Information below:

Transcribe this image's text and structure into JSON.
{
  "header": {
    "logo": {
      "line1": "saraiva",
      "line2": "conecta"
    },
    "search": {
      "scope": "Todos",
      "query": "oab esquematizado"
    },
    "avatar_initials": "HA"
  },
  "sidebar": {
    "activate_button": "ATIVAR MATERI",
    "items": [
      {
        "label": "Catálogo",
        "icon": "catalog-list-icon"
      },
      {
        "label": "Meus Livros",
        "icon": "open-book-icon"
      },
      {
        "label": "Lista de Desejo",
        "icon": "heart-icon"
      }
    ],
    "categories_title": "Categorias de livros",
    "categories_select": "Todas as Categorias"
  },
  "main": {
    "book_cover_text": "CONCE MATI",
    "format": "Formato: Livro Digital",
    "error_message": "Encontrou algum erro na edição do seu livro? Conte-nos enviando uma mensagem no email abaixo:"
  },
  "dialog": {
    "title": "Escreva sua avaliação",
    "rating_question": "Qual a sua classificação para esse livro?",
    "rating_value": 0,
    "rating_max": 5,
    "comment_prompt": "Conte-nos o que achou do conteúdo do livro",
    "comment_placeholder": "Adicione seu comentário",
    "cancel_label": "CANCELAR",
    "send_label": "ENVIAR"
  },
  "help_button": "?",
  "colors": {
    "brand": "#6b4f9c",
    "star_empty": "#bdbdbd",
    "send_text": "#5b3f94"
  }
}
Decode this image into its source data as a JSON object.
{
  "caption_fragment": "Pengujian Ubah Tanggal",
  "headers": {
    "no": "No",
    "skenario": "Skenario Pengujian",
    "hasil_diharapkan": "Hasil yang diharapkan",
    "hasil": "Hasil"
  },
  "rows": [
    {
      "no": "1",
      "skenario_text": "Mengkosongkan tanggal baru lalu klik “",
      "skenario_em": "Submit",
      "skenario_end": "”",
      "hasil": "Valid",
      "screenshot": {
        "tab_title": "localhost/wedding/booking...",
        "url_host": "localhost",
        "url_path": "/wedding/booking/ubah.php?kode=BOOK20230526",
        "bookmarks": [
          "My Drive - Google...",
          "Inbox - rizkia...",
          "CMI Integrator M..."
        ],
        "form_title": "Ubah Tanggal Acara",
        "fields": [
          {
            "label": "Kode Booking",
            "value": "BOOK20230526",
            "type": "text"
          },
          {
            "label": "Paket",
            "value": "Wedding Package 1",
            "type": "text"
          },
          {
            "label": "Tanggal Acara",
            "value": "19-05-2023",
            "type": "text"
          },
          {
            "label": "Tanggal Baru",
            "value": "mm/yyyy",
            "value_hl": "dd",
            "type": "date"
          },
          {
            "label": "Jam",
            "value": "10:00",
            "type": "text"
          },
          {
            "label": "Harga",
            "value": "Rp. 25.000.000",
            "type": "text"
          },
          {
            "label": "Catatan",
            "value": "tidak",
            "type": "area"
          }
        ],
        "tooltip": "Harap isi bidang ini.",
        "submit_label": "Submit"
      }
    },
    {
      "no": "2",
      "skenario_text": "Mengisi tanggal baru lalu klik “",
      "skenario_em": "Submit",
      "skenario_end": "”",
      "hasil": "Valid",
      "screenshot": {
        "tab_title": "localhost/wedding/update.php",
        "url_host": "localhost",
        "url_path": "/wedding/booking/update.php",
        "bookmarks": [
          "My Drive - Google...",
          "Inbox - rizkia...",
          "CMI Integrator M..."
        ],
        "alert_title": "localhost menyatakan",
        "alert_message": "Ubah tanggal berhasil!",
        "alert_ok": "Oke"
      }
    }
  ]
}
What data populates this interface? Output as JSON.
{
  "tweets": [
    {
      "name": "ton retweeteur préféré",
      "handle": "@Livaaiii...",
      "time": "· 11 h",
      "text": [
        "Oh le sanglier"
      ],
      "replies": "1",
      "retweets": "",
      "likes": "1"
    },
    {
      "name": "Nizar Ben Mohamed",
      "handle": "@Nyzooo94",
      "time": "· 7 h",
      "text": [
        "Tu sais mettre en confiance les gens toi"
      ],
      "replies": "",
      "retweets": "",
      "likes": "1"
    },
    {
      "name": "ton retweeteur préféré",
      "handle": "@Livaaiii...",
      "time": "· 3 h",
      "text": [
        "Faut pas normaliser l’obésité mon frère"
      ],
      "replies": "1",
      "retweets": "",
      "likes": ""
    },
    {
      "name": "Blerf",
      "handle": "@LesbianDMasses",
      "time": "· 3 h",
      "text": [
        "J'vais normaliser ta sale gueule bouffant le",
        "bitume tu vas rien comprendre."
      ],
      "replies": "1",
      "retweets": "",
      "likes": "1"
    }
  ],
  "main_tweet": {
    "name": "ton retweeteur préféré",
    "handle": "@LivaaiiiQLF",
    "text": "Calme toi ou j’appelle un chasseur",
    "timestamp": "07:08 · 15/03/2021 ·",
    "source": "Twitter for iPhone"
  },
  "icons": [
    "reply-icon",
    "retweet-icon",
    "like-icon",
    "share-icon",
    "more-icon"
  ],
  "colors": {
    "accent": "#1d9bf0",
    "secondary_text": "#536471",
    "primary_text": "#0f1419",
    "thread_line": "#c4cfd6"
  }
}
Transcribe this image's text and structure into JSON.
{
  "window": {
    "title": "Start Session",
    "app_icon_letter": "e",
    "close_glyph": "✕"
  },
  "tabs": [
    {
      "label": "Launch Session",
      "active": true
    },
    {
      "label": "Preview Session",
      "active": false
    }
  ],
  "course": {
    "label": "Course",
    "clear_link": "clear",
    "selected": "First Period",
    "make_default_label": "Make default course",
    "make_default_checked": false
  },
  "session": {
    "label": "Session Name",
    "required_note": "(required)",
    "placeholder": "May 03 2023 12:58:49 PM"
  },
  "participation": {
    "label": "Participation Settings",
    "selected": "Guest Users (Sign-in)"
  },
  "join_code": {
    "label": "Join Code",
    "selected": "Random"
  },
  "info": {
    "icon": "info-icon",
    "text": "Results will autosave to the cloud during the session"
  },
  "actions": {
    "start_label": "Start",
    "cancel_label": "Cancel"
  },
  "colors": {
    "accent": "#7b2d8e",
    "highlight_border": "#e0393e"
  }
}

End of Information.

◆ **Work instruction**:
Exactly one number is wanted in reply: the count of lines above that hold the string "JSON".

◆ **Response to the exercise**:
4